Do young people want to volunteer?

One of the many myths about volunteering is that most volunteers are older people—generally people think of retirees volunteering at the local op-shop!

Of course that isn’t the whole picture. The highest rates of volunteering are to be found in the 45-54 age bracket, but that doesn’t mean that younger people don’t, or don’t want to, volunteer.

The Australian Bureau of Statistics found that of all the people who volunteered in 2010, 9.4% were between 18 and 24. As almost 6.1 million people volunteered in that year, that means well over half a million young people volunteered. Overall, more than 27% of young people volunteered in 2010.

Young people do indeed want to volunteer, and are an important cohort. As might be expected, volunteering for groups related to sport and recreation was the most popular choice, with over 183,000 volunteering. But they aren’t the only group to prefer those kinds of events—all volunteers up to the age of 65 show a preference for sport and recreation.

Young people also volunteered strongly for religious groups, and almost half volunteered at least once a week. Most also stuck to one organisation. This points to an important point about youth volunteers—one of the reasons they volunteer is to be with friends, which means they are often influenced to volunteer by their peer groups.

So how do groups encourage young people to volunteer? Recent research by Volunteering Tasmaniafound that young people value skill development and like to feel they are genuinely making a contribution, but that there were some important practical factors that helped them engage.

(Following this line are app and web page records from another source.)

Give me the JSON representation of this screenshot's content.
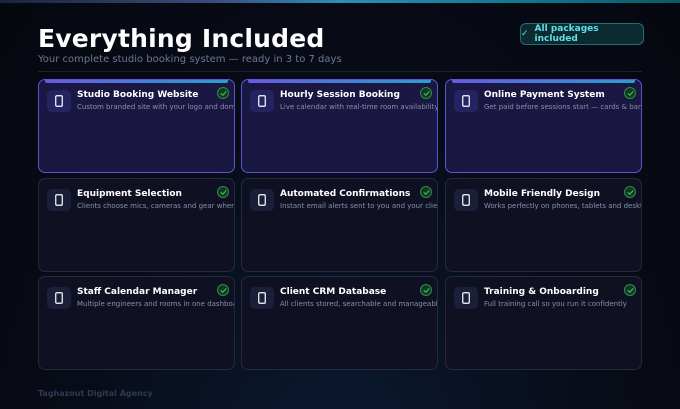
{
  "header": {
    "title": "Everything Included",
    "subtitle": "Your complete studio booking system — ready in 3 to 7 days"
  },
  "badge": {
    "check": "✓",
    "label": "All packages included"
  },
  "features": [
    {
      "name": "Studio Booking Website",
      "desc": "Custom branded site with your logo and domain",
      "icon": "phone-icon",
      "highlighted": true
    },
    {
      "name": "Hourly Session Booking",
      "desc": "Live calendar with real-time room availability",
      "icon": "phone-icon",
      "highlighted": true
    },
    {
      "name": "Online Payment System",
      "desc": "Get paid before sessions start — cards & bank",
      "icon": "phone-icon",
      "highlighted": true
    },
    {
      "name": "Equipment Selection",
      "desc": "Clients choose mics, cameras and gear when booking",
      "icon": "phone-icon",
      "highlighted": false
    },
    {
      "name": "Automated Confirmations",
      "desc": "Instant email alerts sent to you and your client",
      "icon": "phone-icon",
      "highlighted": false
    },
    {
      "name": "Mobile Friendly Design",
      "desc": "Works perfectly on phones, tablets and desktop",
      "icon": "phone-icon",
      "highlighted": false
    },
    {
      "name": "Staff Calendar Manager",
      "desc": "Multiple engineers and rooms in one dashboard",
      "icon": "phone-icon",
      "highlighted": false
    },
    {
      "name": "Client CRM Database",
      "desc": "All clients stored, searchable and manageable",
      "icon": "phone-icon",
      "highlighted": false
    },
    {
      "name": "Training & Onboarding",
      "desc": "Full training call so you run it confidently",
      "icon": "phone-icon",
      "highlighted": false
    }
  ],
  "footer": {
    "brand": "Taghazout Digital Agency"
  },
  "colors": {
    "accent": "#5fe0e8",
    "highlight_border": "#5b55d6",
    "check_green": "#3fbf5f"
  }
}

Young people needed roles that reflected their lifestyles, which generally could not accommodate regular commitments, and they often found transport a problem. The research also found that most groups didn’t use social media platforms like Facebook enough—the younger generation looks first and foremost at the web to gain information and communicate, and any organisation serious about attracting young volunteers needs to connect with them there.

Offline, young people are very engaged with their peers, so having young volunteer ambassadors and making personal approaches through peer networks, schools and families was also essential—backed by a strong web presence, a short and easy application process and a personal point of contact within the organisation.

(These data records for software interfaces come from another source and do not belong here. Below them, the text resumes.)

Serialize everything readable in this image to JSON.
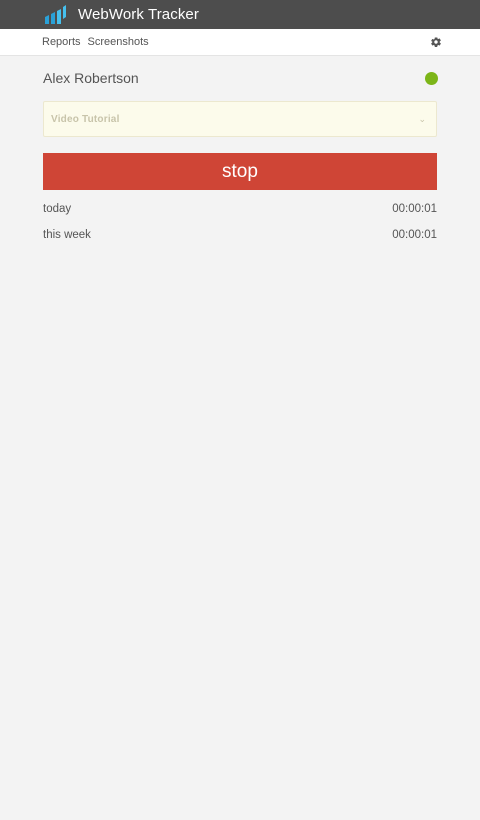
{
  "app": {
    "title": "WebWork Tracker",
    "icon": "webwork-logo"
  },
  "nav": {
    "links": [
      "Reports",
      "Screenshots"
    ],
    "settings_icon": "gear-icon"
  },
  "user": {
    "name": "Alex Robertson",
    "status_color": "#7cb518",
    "status": "online"
  },
  "project": {
    "selected": "Video Tutorial"
  },
  "timer": {
    "button_label": "stop",
    "button_color": "#cf4536"
  },
  "stats": [
    {
      "label": "today",
      "value": "00:00:01"
    },
    {
      "label": "this week",
      "value": "00:00:01"
    }
  ]
}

Once engaged in volunteering, the research also found that young people overwhelmingly felt that they would continue to volunteer in later years, so engaging volunteers positively while they are young paves the way for an ongoing ‘volunteering habit’.

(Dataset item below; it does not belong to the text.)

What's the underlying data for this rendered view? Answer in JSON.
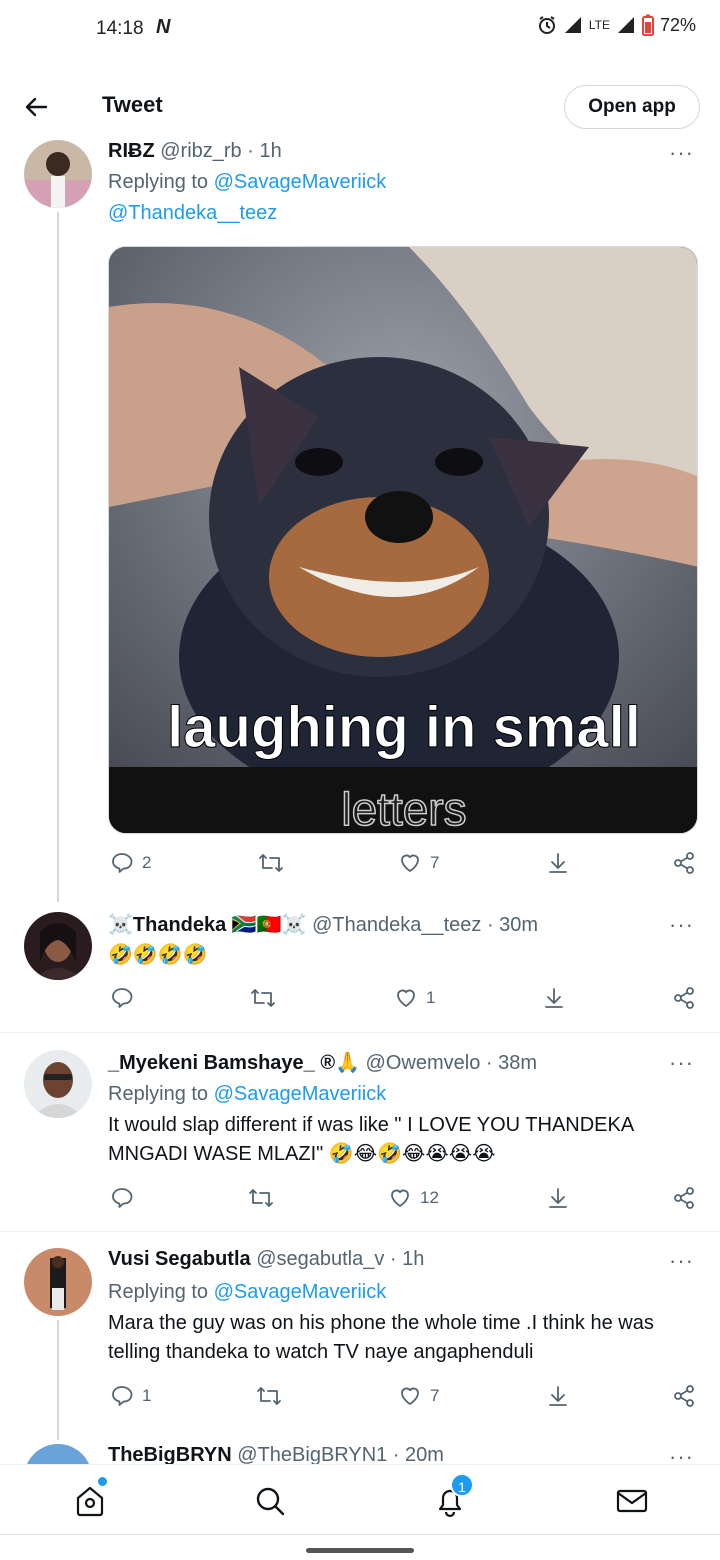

Perhaps the question is not whether young people want to volunteer, but whether organisations are doing the right things to facilitate young people’s volunteering.

Unpaid does not mean unprofessional

It’s all too easy to judge a person’s ‘worth’ by the fee or the salary they command, and to make assumptions about what their pay says about their professional skills or talents.

Unfortunately this means that volunteers can often be perceived as lacking in all sorts of areas – lacking in skills, in experience, professionalism and even basic value beyond being a ‘pair of hands’.

But consider this: statistics show that people in full or part time work are more likely to volunteer than those who are not. People in middle age have higher rates of volunteering than other age groups.

Translated, this means that volunteers are often mature, employed people – people with plenty of professional skills and experiences to offer. The reasons most people give for volunteering—to make a difference to their community and feel a sense of purpose—also suggest a strong motivation to share those skills.

Added to that, many people volunteer in order to gain new skills and experiences. A volunteer program that trains its participants well (with or without a formal qualification) is more successful not simply because the volunteers ‘do what they’re supposed to do’, but because the volunteers can deliver a highly professional service.

A professional, well-organised and well-trained volunteer force is not just essential to the success of the event, it is also deeply satisfying for the volunteers themselves and of enormous value to the organisers, who can look forward to continued high engagement from skilled and enthusiastic volunteers.

Volunteers genuinely want to share their knowledge and skills, and also want to help organisers to make their events successful. So it’s also very important to communicate with volunteers, recognise their efforts and provide ways that they can feed back their experiences. Being heard is also a win-win for the volunteer and the organiser, because the volunteer feels that their experience and insights are valued, and the organiser of course can get the benefits of those insights by using them to improve future events.

Great volunteer programs don’t just deliver great events, they also develop, employ and reward the professionalism of the volunteers.

Volunteering may not be a traditional economic exchange of money for labour, but it is nonetheless a value exchange—volunteers give their valuable skills and time, and in exchange they deserve positive experiences, recognition and personal reward.